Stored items
+++

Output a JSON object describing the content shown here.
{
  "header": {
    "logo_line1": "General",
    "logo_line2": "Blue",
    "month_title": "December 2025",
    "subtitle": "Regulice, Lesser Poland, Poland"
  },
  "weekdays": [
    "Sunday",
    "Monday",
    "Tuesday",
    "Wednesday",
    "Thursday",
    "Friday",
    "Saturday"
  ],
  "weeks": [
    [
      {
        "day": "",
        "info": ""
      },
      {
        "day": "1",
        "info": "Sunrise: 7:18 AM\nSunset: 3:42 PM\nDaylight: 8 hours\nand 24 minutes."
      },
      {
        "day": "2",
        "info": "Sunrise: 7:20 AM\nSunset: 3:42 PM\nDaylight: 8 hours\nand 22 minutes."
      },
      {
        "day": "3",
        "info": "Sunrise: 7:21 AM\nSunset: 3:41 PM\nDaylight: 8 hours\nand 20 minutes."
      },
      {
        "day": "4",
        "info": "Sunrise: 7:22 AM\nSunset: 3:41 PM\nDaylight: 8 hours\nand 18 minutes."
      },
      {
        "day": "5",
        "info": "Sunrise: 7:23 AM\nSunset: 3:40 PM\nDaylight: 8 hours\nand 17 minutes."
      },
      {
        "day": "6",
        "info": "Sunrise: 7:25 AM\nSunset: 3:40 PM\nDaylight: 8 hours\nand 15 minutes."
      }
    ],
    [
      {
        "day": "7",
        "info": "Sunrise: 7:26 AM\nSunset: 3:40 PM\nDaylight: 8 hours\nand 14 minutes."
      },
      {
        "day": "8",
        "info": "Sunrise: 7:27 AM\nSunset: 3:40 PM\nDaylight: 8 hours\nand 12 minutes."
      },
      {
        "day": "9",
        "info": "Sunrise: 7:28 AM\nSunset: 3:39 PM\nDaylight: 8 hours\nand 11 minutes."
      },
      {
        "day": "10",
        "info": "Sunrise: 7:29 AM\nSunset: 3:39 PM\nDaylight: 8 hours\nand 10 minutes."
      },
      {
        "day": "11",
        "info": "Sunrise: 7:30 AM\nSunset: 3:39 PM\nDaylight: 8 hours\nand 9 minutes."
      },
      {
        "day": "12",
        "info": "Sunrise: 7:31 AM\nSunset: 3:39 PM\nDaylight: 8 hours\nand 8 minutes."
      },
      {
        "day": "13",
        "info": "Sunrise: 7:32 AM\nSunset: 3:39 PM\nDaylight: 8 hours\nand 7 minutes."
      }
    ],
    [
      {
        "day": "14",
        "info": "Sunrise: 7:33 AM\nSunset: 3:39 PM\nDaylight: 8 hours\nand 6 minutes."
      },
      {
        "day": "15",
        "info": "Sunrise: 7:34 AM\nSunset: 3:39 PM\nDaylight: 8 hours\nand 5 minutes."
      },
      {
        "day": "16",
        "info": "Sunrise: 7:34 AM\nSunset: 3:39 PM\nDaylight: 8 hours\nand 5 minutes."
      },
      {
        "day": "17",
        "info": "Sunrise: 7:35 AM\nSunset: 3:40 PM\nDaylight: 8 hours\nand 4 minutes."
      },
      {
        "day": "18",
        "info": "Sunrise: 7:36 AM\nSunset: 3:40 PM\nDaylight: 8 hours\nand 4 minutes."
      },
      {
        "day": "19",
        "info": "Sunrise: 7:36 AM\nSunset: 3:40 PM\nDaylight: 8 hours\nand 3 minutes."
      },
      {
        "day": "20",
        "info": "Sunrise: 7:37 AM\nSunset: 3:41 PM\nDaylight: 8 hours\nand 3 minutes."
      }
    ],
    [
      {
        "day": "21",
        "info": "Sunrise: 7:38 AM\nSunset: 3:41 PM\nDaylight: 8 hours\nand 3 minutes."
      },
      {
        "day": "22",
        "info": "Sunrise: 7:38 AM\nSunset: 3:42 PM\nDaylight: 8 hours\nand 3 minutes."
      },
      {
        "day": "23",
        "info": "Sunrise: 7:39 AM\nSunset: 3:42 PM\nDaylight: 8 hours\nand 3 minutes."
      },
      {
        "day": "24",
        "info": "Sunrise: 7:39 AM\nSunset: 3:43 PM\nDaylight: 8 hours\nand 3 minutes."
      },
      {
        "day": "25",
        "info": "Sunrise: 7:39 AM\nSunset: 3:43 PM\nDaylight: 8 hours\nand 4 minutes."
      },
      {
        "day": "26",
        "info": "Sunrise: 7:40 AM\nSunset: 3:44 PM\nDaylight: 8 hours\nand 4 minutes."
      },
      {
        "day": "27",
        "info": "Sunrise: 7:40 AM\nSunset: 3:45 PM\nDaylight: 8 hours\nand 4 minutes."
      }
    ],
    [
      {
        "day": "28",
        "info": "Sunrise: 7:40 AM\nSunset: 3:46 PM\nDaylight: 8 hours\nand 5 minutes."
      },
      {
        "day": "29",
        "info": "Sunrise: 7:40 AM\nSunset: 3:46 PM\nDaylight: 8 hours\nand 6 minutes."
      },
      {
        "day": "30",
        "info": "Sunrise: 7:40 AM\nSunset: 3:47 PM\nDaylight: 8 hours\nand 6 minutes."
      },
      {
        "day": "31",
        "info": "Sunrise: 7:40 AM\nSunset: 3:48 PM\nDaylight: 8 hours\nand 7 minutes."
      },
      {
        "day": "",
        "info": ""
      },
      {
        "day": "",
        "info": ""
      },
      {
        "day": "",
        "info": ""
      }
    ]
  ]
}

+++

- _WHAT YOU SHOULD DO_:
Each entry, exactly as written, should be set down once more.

- _EXERCISE SOLUTION_:
Output a JSON object describing the content shown here.
{
  "header": {
    "logo_line1": "General",
    "logo_line2": "Blue",
    "month_title": "December 2025",
    "subtitle": "Regulice, Lesser Poland, Poland"
  },
  "weekdays": [
    "Sunday",
    "Monday",
    "Tuesday",
    "Wednesday",
    "Thursday",
    "Friday",
    "Saturday"
  ],
  "weeks": [
    [
      {
        "day": "",
        "info": ""
      },
      {
        "day": "1",
        "info": "Sunrise: 7:18 AM\nSunset: 3:42 PM\nDaylight: 8 hours\nand 24 minutes."
      },
      {
        "day": "2",
        "info": "Sunrise: 7:20 AM\nSunset: 3:42 PM\nDaylight: 8 hours\nand 22 minutes."
      },
      {
        "day": "3",
        "info": "Sunrise: 7:21 AM\nSunset: 3:41 PM\nDaylight: 8 hours\nand 20 minutes."
      },
      {
        "day": "4",
        "info": "Sunrise: 7:22 AM\nSunset: 3:41 PM\nDaylight: 8 hours\nand 18 minutes."
      },
      {
        "day": "5",
        "info": "Sunrise: 7:23 AM\nSunset: 3:40 PM\nDaylight: 8 hours\nand 17 minutes."
      },
      {
        "day": "6",
        "info": "Sunrise: 7:25 AM\nSunset: 3:40 PM\nDaylight: 8 hours\nand 15 minutes."
      }
    ],
    [
      {
        "day": "7",
        "info": "Sunrise: 7:26 AM\nSunset: 3:40 PM\nDaylight: 8 hours\nand 14 minutes."
      },
      {
        "day": "8",
        "info": "Sunrise: 7:27 AM\nSunset: 3:40 PM\nDaylight: 8 hours\nand 12 minutes."
      },
      {
        "day": "9",
        "info": "Sunrise: 7:28 AM\nSunset: 3:39 PM\nDaylight: 8 hours\nand 11 minutes."
      },
      {
        "day": "10",
        "info": "Sunrise: 7:29 AM\nSunset: 3:39 PM\nDaylight: 8 hours\nand 10 minutes."
      },
      {
        "day": "11",
        "info": "Sunrise: 7:30 AM\nSunset: 3:39 PM\nDaylight: 8 hours\nand 9 minutes."
      },
      {
        "day": "12",
        "info": "Sunrise: 7:31 AM\nSunset: 3:39 PM\nDaylight: 8 hours\nand 8 minutes."
      },
      {
        "day": "13",
        "info": "Sunrise: 7:32 AM\nSunset: 3:39 PM\nDaylight: 8 hours\nand 7 minutes."
      }
    ],
    [
      {
        "day": "14",
        "info": "Sunrise: 7:33 AM\nSunset: 3:39 PM\nDaylight: 8 hours\nand 6 minutes."
      },
      {
        "day": "15",
        "info": "Sunrise: 7:34 AM\nSunset: 3:39 PM\nDaylight: 8 hours\nand 5 minutes."
      },
      {
        "day": "16",
        "info": "Sunrise: 7:34 AM\nSunset: 3:39 PM\nDaylight: 8 hours\nand 5 minutes."
      },
      {
        "day": "17",
        "info": "Sunrise: 7:35 AM\nSunset: 3:40 PM\nDaylight: 8 hours\nand 4 minutes."
      },
      {
        "day": "18",
        "info": "Sunrise: 7:36 AM\nSunset: 3:40 PM\nDaylight: 8 hours\nand 4 minutes."
      },
      {
        "day": "19",
        "info": "Sunrise: 7:36 AM\nSunset: 3:40 PM\nDaylight: 8 hours\nand 3 minutes."
      },
      {
        "day": "20",
        "info": "Sunrise: 7:37 AM\nSunset: 3:41 PM\nDaylight: 8 hours\nand 3 minutes."
      }
    ],
    [
      {
        "day": "21",
        "info": "Sunrise: 7:38 AM\nSunset: 3:41 PM\nDaylight: 8 hours\nand 3 minutes."
      },
      {
        "day": "22",
        "info": "Sunrise: 7:38 AM\nSunset: 3:42 PM\nDaylight: 8 hours\nand 3 minutes."
      },
      {
        "day": "23",
        "info": "Sunrise: 7:39 AM\nSunset: 3:42 PM\nDaylight: 8 hours\nand 3 minutes."
      },
      {
        "day": "24",
        "info": "Sunrise: 7:39 AM\nSunset: 3:43 PM\nDaylight: 8 hours\nand 3 minutes."
      },
      {
        "day": "25",
        "info": "Sunrise: 7:39 AM\nSunset: 3:43 PM\nDaylight: 8 hours\nand 4 minutes."
      },
      {
        "day": "26",
        "info": "Sunrise: 7:40 AM\nSunset: 3:44 PM\nDaylight: 8 hours\nand 4 minutes."
      },
      {
        "day": "27",
        "info": "Sunrise: 7:40 AM\nSunset: 3:45 PM\nDaylight: 8 hours\nand 4 minutes."
      }
    ],
    [
      {
        "day": "28",
        "info": "Sunrise: 7:40 AM\nSunset: 3:46 PM\nDaylight: 8 hours\nand 5 minutes."
      },
      {
        "day": "29",
        "info": "Sunrise: 7:40 AM\nSunset: 3:46 PM\nDaylight: 8 hours\nand 6 minutes."
      },
      {
        "day": "30",
        "info": "Sunrise: 7:40 AM\nSunset: 3:47 PM\nDaylight: 8 hours\nand 6 minutes."
      },
      {
        "day": "31",
        "info": "Sunrise: 7:40 AM\nSunset: 3:48 PM\nDaylight: 8 hours\nand 7 minutes."
      },
      {
        "day": "",
        "info": ""
      },
      {
        "day": "",
        "info": ""
      },
      {
        "day": "",
        "info": ""
      }
    ]
  ]
}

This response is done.